enchantmentdis, BSN, RN

Specializes in Hospice, ONC, Tele, Med Surg, Endo/Output.

If you leave off the non-nurse related history just fill those years in with other stuff--home-based business, college courses, nursing care of sick relatives etc... I know, all hospitals want long histories of employment where they can call human resources and verify everything, but they aren't going to get it from everyone, so if people embellish their work histories that is what they get for making it so hard for folks to get a job.

I would not necessarily leave out every thing that was not nursing related. I'm a new nurse and I landed my first nursing job over other new nurses specifically because the DON liked the fact that I was computer proficient and could type more then 50 wpm. Everyone and their grandmother has clinical experiences, decent GPAs and a nursing license in hand. What we new nurses don't have is 2 years of acute or trauma experience which is what most places desire. We have to stick out a little bit more then the traditional new nurse resumes in order to get the eye of HR.

The DON also chose another new nurses with a similar background because she thought we would be more organized to a degree then other new nurses with keeping up with paperwork and documentation because of the clerical backgrounds Turns out the facility has to go fully electronic by a certain date. She has plenty of nurses that are skilled on the floor but she wanted more variety into the mix. She figures all these different skills in the building will balance out in a year's time making the facility run more smoothly. I am not saying this will always be the case because there are plenty of nurses who are computer saavy, type quickly but you never know what HR or DONs are thinking about long term.

SillyInScrubs

Specializes in Cardiology.

When I was forming my resume, my nursing instructor (who is an extremely intelligent woman and who I trust very much) advised me to remove my unrelated work history and add more of my nursing projects, organizations, conferences, and activities that I was proud of. I got an interview pretty much right away, so I don't think it hurt much to take it off, especially because most online applications have a designated section for entering your work history anyway. A couple years ago when I was interviewing for my internship, I omitted a couple jobs that I didn't think were all the important or impressive from the application, and after we discussed my work history the recruiter said that she would have liked to see my entire work history, even if I didn't think some jobs "counted", because any work experience at all is helpful. So I would say based on that encounter that if you are going to put it on there, put all of it. But recruiters have different preferences, so it's tough. I try to ask my friends (if there are any who work there) who may know the recruiter I will be interviewing with if they have any pet peeves I should know about before I apply. :)

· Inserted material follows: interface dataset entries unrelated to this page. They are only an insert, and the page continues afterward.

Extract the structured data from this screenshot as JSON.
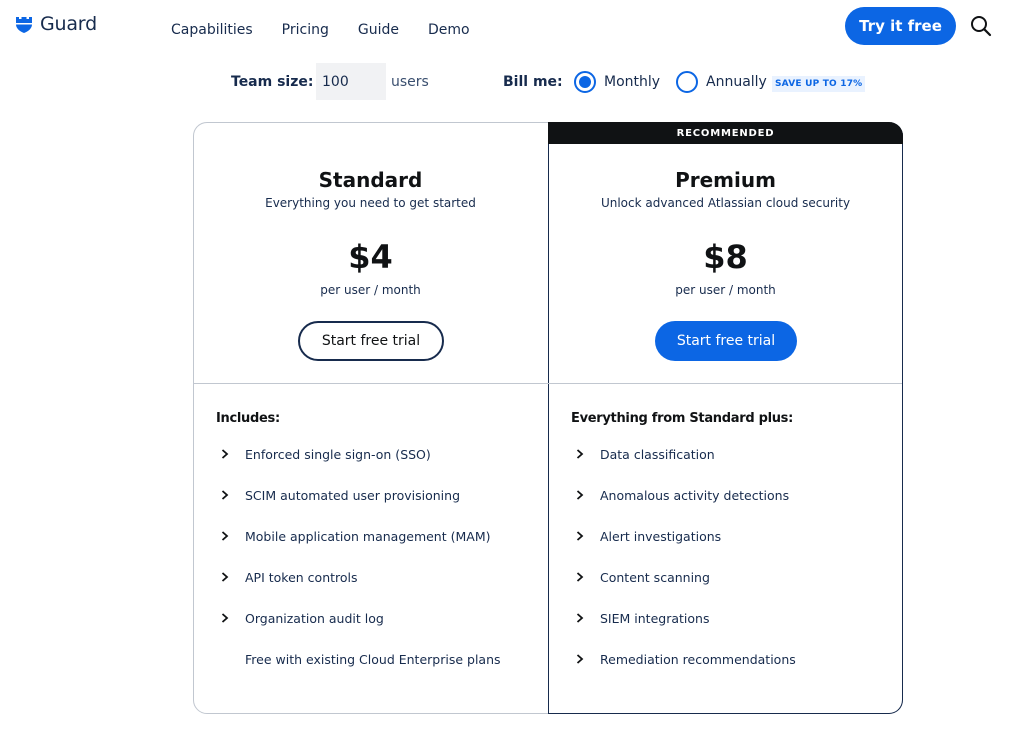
{
  "header": {
    "brand": "Guard",
    "nav": [
      "Capabilities",
      "Pricing",
      "Guide",
      "Demo"
    ],
    "cta": "Try it free",
    "brand_color": "#0c66e4"
  },
  "controls": {
    "team_label": "Team size:",
    "team_value": "100",
    "users_label": "users",
    "bill_label": "Bill me:",
    "monthly_label": "Monthly",
    "annual_label": "Annually",
    "save_badge": "SAVE UP TO 17%",
    "selected": "Monthly"
  },
  "plans": {
    "standard": {
      "name": "Standard",
      "description": "Everything you need to get started",
      "price": "$4",
      "unit": "per user / month",
      "button": "Start free trial",
      "features_heading": "Includes:",
      "features": [
        "Enforced single sign-on (SSO)",
        "SCIM automated user provisioning",
        "Mobile application management (MAM)",
        "API token controls",
        "Organization audit log"
      ],
      "note": "Free with existing Cloud Enterprise plans"
    },
    "premium": {
      "banner": "RECOMMENDED",
      "name": "Premium",
      "description": "Unlock advanced Atlassian cloud security",
      "price": "$8",
      "unit": "per user / month",
      "button": "Start free trial",
      "features_heading": "Everything from Standard plus:",
      "features": [
        "Data classification",
        "Anomalous activity detections",
        "Alert investigations",
        "Content scanning",
        "SIEM integrations",
        "Remediation recommendations"
      ]
    }
  }
}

Oh and just FYI I also participated in a nursing professional development webinar last week, and the presenter advised that putting job descriptions under those sections of the work history on your resume is outdated and unnecessary.

Good luck!

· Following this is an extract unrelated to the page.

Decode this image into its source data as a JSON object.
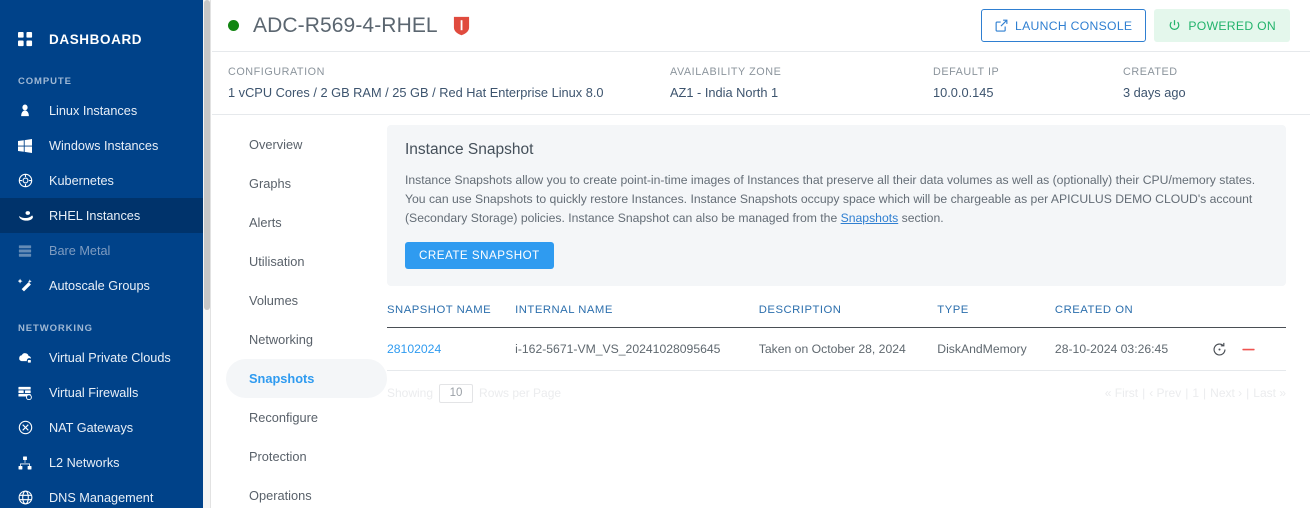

LoveMyBugs, BSN, CNA, RN

Specializes in Pediatrics.

I graduated in June and took advantage of my schools career center to help me write a resume. The woman who helped me basically re vamed my whole resume.

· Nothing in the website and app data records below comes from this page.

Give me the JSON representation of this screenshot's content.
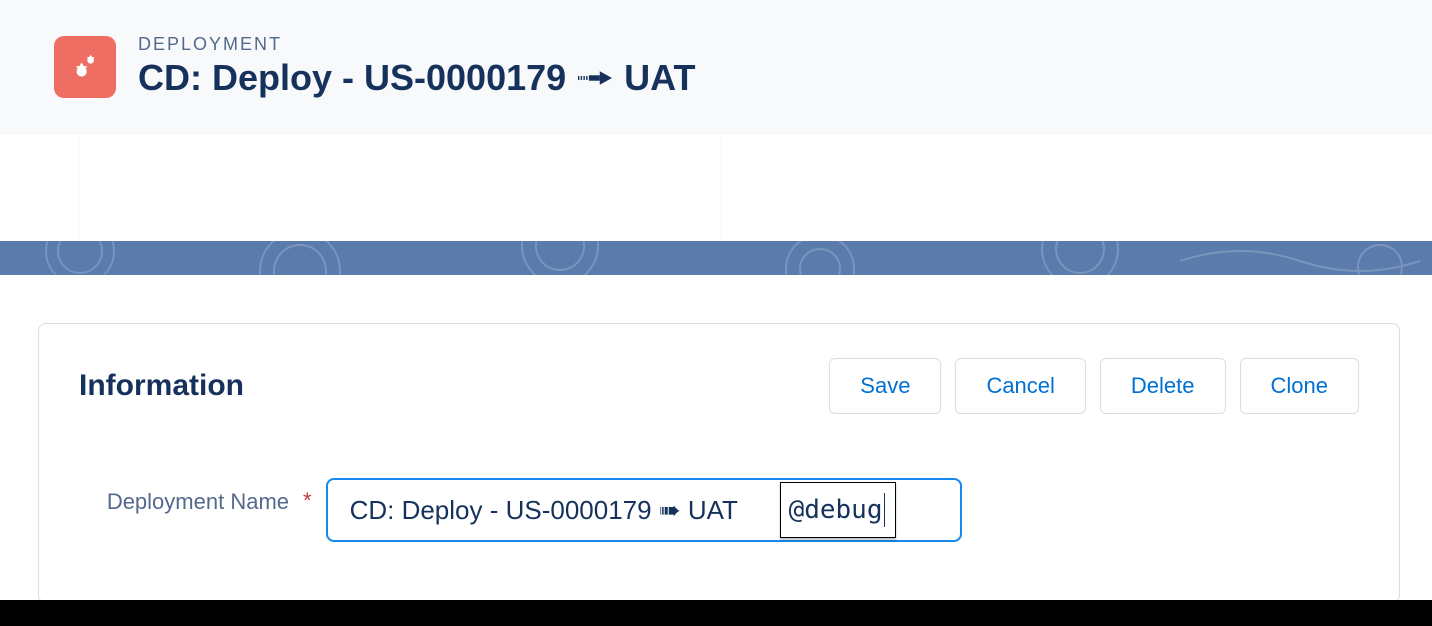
{
  "header": {
    "eyebrow": "DEPLOYMENT",
    "title_prefix": "CD: Deploy - US-0000179",
    "title_suffix": "UAT"
  },
  "card": {
    "section_title": "Information",
    "buttons": {
      "save": "Save",
      "cancel": "Cancel",
      "delete": "Delete",
      "clone": "Clone"
    },
    "fields": {
      "deployment_name": {
        "label": "Deployment Name",
        "required_marker": "*",
        "value": "CD: Deploy - US-0000179 ➠ UAT",
        "suggest": "@debug"
      }
    }
  }
}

It has goals

then profile (team player.....)

education

along with total clinical hours ( she told me to leave off departments and hours for clinical rotations, but I left them on, because my preceptorship was in the ED and before that I spent 6 weeks in a childrens hospital with rotations in the NICU)

I then have Relevent employment; flu clinics, CNA work..

I do not have job discriptions, Just job title, department, company name and dates

I then list non relevent or Non Nursing Work history, where I list my jobs before I became a CNA and before nursing school.

I then have a place for Other where I put my awards and organizations.

Once I changed my resume, I got a couple of interviews, however I am still looking for a job, as the market is awful.